The franchisee is suing the Century 21 real estate franchisor to declare whether the franchisee can terminate the franchise agreement early, despite a clause revoking the franchisee’s early termination right. Noting that the claim raised “a direct question of the interpretation of the contract,” the court granted the franchisor’s request for rejection, finding the provision “exactly what it says.”
The franchisee and the franchisor entered into a franchise agreement in 2011, which provided the franchisee with a “one-time right to terminate the agreement”. The termination date was to be the 10th anniversary of the opening, provided that the franchisee made payment with notice of termination “any and all amounts not previously paid and / or forgiven on existing bills.”
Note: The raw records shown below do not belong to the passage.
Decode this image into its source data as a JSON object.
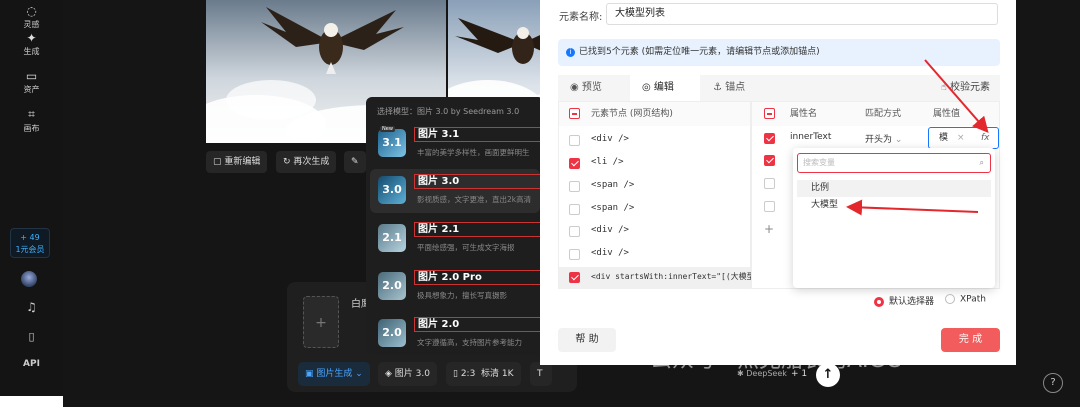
{
  "sidebar": {
    "items": [
      {
        "label": "灵感",
        "icon": "bulb-icon"
      },
      {
        "label": "生成",
        "icon": "sparkle-icon"
      },
      {
        "label": "资产",
        "icon": "folder-icon"
      },
      {
        "label": "画布",
        "icon": "canvas-icon"
      }
    ],
    "promo_count": "+ 49",
    "promo_label": "1元会员",
    "api_label": "API"
  },
  "actions": {
    "reedit": "重新编辑",
    "regenerate": "再次生成"
  },
  "model_popup": {
    "header": "选择模型：图片 3.0 by Seedream 3.0",
    "models": [
      {
        "name": "图片 3.1",
        "desc": "丰富的美学多样性，画面更鲜明生",
        "thumb": "3.1",
        "tag": "New"
      },
      {
        "name": "图片 3.0",
        "desc": "影视质感，文字更准，直出2k高清",
        "thumb": "3.0"
      },
      {
        "name": "图片 2.1",
        "desc": "平面绘感强，可生成文字海报",
        "thumb": "2.1"
      },
      {
        "name": "图片 2.0 Pro",
        "desc": "极具想象力，擅长写真摄影",
        "thumb": "2.0"
      },
      {
        "name": "图片 2.0",
        "desc": "文字遵循高，支持图片参考能力",
        "thumb": "2.0"
      }
    ]
  },
  "composer": {
    "text": "白鹰",
    "chips": {
      "mode": "图片生成",
      "model": "图片 3.0",
      "ratio": "2:3",
      "quality": "标清 1K",
      "text_tool": "T",
      "deepseek": "DeepSeek",
      "count": "+ 1"
    }
  },
  "panel": {
    "name_label": "元素名称:",
    "name_value": "大模型列表",
    "info": "已找到5个元素 (如需定位唯一元素，请编辑节点或添加锚点)",
    "tabs": [
      "预览",
      "编辑",
      "锚点"
    ],
    "verify": "校验元素",
    "left_header": "元素节点 (网页结构)",
    "nodes": [
      "<div />",
      "<li />",
      "<span />",
      "<span />",
      "<div />",
      "<div />",
      "<div startsWith:innerText=\"[(大模型)]\" ..."
    ],
    "node_checked": [
      false,
      true,
      false,
      false,
      false,
      false,
      true
    ],
    "right_headers": [
      "属性名",
      "匹配方式",
      "属性值"
    ],
    "attr_name": "innerText",
    "match_mode": "开头为",
    "attr_value": "模",
    "fx": "fx",
    "dropdown_placeholder": "搜索变量",
    "dropdown_options": [
      "比例",
      "大模型"
    ],
    "add": "+",
    "selector_default": "默认选择器",
    "selector_xpath": "XPath",
    "help": "帮 助",
    "done": "完 成"
  },
  "watermark": "公众号 · 杰克船长的AIGC",
  "help_icon": "?",
  "colors": {
    "accent": "#e34d4d",
    "info_bg": "#e8f2ff",
    "brand_blue": "#1677ff"
  }
}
In 2014, the franchisee and franchisor amended an amendment that removed any termination right granted to the franchisee under the franchise agreement due to “retirement, death, disability or any reason,” and replaced that right with a new provision allowing early termination only if there is a majority of the deductible. the owner dies or becomes disabled. The franchisee claimed that this amendment was added by the franchisor simply to update its standard franchise agreement.
The franchisee argued that the amendment did not remove the original termination wording because “any reason” should be interpreted as limited to “retirement, death or disability,” and the use of “any reason” is ambiguous, denying termination in pleadings. scene.
The court easily rejected the franchisee’s argument about the ambiguity of “any reason” and agreed with the franchisor that “any reason” has a “direct definition”: “reason” is an explanation, justification, motive or reason; and “any” means “everyone,” “all,” or “one or the other.”
The Court was not convinced that “any reason” should be read in conjunction with “retirement, death or disability”. Rather, he found that “any cause” should be given a meaning independent of other terms, otherwise “any cause” would be superfluous.
The court noted that the franchisee was aware of the original language of the franchise agreement when the franchisee agreed to revoke the right of termination, establishing the clear intent of the parties.
Franchisees should study and understand all proposed changes to the franchise agreement requested by the franchisor prior to signing it, even if the changes seem to be “template”.
Changes are often significant and can have serious consequences for the previous rights of the franchisee. A franchise lawyer can advise and advise on any changes proposed by the franchisor to help the franchisee understand and protect their rights.
Everest Realty Group vs. Century 21 Real Estate, # 2: 21-cv-00150-TC-DAO, 2021 WL 2592848 (D. Utah, June 24, 2021)